And, typically, the bylaws is much longer than the articles. A common criticism is that corporations throw everything but the kitchen sink into the document.
But what’s the real deal with bylaws?
Well, California nonprofit public benefit corporations are granted various powers including the power to “adopt, amend, or repeal bylaws.” [Section 5140(b)]
So – generally – “bylaws may be adopted, amended or repealed by the board . . . “ It’s optional. [Section 5150(a); emph added)].
Except that, in most cases, bylaws are mandatory because of this one requirement:
The bylaws shall set forth (unless that provision is contained in the articles, . . . ) the number of directors of the corporation, or that the number of directors shall not be less than a stated minimum nor more than a stated maximum with the exact number of directors to be fixed, within the limits specified, . . . [Section 5151(a); emph. added]
Most organizations don’t include this clause in the articles of incorporation because it’s optional there, and they intend to have bylaws in any event.
Other than this mandatory item, the bylaws “ . . . may contain any provision, not in conflict with law, or the articles, for the management of the activities and for the conduct of the affairs of the corporation, …” [Section 5151(c)]
Section 5151(c) continues with a (non-exhaustive) list of various matters that may be included, including – for example – details about “calling, conducting, and giving notice of” meetings; directors’ “qualifications, duties and compensation”; and the “appointment, duties, compensation, and tenure of officers.”
In later sections of the Nonprofit Public Benefit Corporation Law, default rules on these and other topics concerning corporate governance and operations are described. Just a few of these are mandatory; you’ll recognize them by the use of the term “shall.” Many others are suggested or optional; those statute sections use the term “may.” The optional default provisions apply unless the corporation adopts bylaws that modify them.
Here’s an example:
[Generally] … , directors shall be elected for the terms, not longer than our years, as are fixed in the articles or bylaws. However, the terms of directors of a corporation without members may be up to six years. In the absence of any provision in the articles or bylaws, the term shall be one year. The articles or bylaws may provide for staggering the terms of directors by dividing the total number of directors into groups and the number of directors in each group need not be uniform. No amendment of the articles or bylaws may extend the term of a director beyond that for which the director was elected, … [Section 5220(a); emph. added]
California bylaws serve multiple purposes:
- to alter the standard, default provisions;
- to add additional operating rules not mentioned in the statutes; and
- to compile in a single document how the corporation will be governed; namely, a handy reference manual for those concerned: the directors, officers, staff, and counsel.
The bottom line is that there is significant room for custom drafting. What goes into this second-most-important corporate governing document should be a matter of considerable thought, and it should be reviewed periodically.

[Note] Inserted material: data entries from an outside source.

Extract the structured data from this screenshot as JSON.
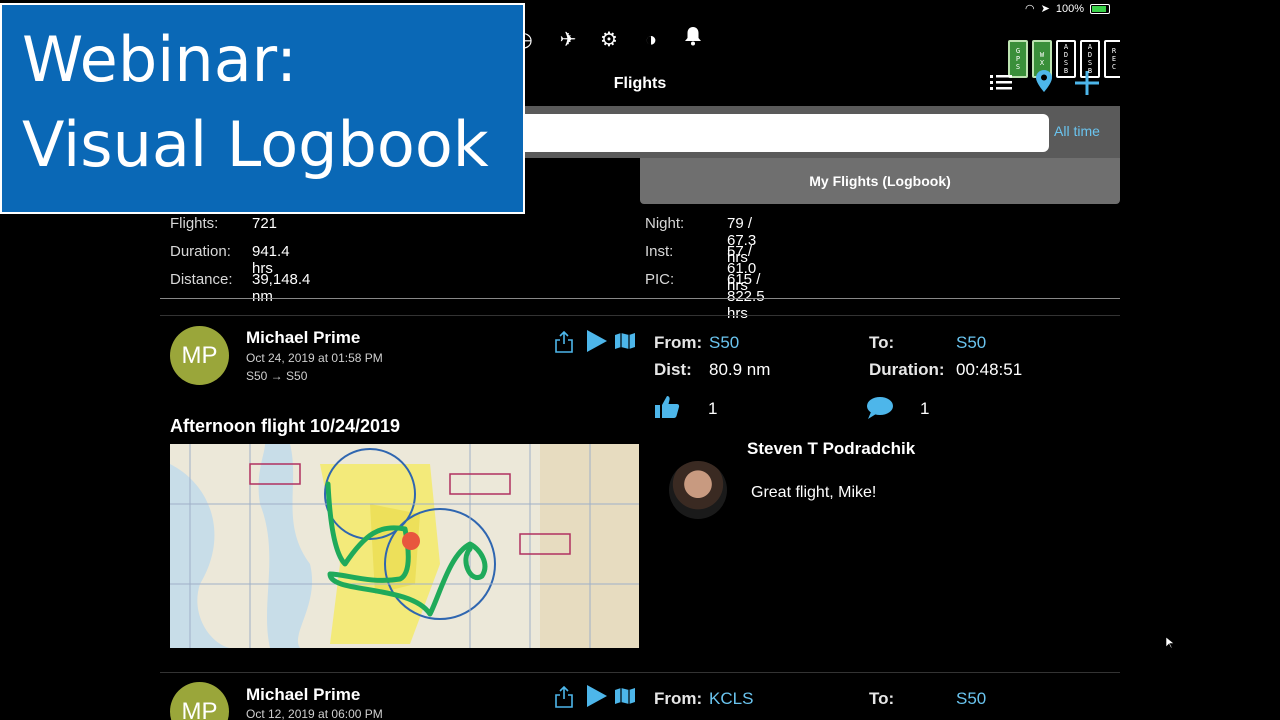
{
  "status": {
    "battery": "100%"
  },
  "toolbar": {
    "device_badges": [
      {
        "letters": [
          "G",
          "P",
          "S"
        ],
        "active": true
      },
      {
        "letters": [
          "W",
          "X"
        ],
        "active": true
      },
      {
        "letters": [
          "A",
          "D",
          "S",
          "B"
        ],
        "active": false
      },
      {
        "letters": [
          "A",
          "D",
          "S",
          "B"
        ],
        "active": false
      },
      {
        "letters": [
          "R",
          "E",
          "C"
        ],
        "active": false
      }
    ]
  },
  "nav": {
    "title": "Flights"
  },
  "search": {
    "placeholder": "",
    "filter_label": "All time"
  },
  "segment": {
    "label": "My Flights (Logbook)"
  },
  "stats": {
    "flights": {
      "label": "Flights:",
      "value": "721"
    },
    "duration": {
      "label": "Duration:",
      "value": "941.4 hrs"
    },
    "distance": {
      "label": "Distance:",
      "value": "39,148.4 nm"
    },
    "night": {
      "label": "Night:",
      "value": "79 / 67.3 hrs"
    },
    "inst": {
      "label": "Inst:",
      "value": "57 / 61.0 hrs"
    },
    "pic": {
      "label": "PIC:",
      "value": "615 / 822.5 hrs"
    }
  },
  "entries": [
    {
      "initials": "MP",
      "pilot": "Michael Prime",
      "date": "Oct 24, 2019 at 01:58 PM",
      "route": "S50 → S50",
      "from_label": "From:",
      "from": "S50",
      "to_label": "To:",
      "to": "S50",
      "dist_label": "Dist:",
      "dist": "80.9 nm",
      "duration_label": "Duration:",
      "duration": "00:48:51",
      "likes": "1",
      "comments": "1",
      "title": "Afternoon flight 10/24/2019",
      "comment": {
        "author": "Steven T Podradchik",
        "text": "Great flight, Mike!"
      }
    },
    {
      "initials": "MP",
      "pilot": "Michael Prime",
      "date": "Oct 12, 2019 at 06:00 PM",
      "from_label": "From:",
      "from": "KCLS",
      "to_label": "To:",
      "to": "S50"
    }
  ],
  "banner": {
    "line1": "Webinar:",
    "line2": "Visual Logbook"
  },
  "colors": {
    "accent": "#4db6ea",
    "banner": "#0a68b6",
    "avatar": "#9aa63a",
    "track": "#1faa5a"
  }
}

Of course, it’s also important to know what to leave out. You don’t want bylaws that comply with some other state’s law. You also don’t want too much detail. For instance, you can mention or authorize in the bylaws that the corporation adopt certain policies (e.g., employment, social media, whistleblowing, conflict of interest). Just put the full, written policies in separate handbooks or manuals.
And, finally, leave out provisions that are inflexible and cumbersome. A good example is a bylaw that mandates use of Robert’s Rules of Order. We devoted an entire blog post – “Who is Robert and Should Nonprofits Follow His Rules of Order?” – to explaining why we agree with the astute commentator who advised: “…[A]void [it] ‘like the plague.’”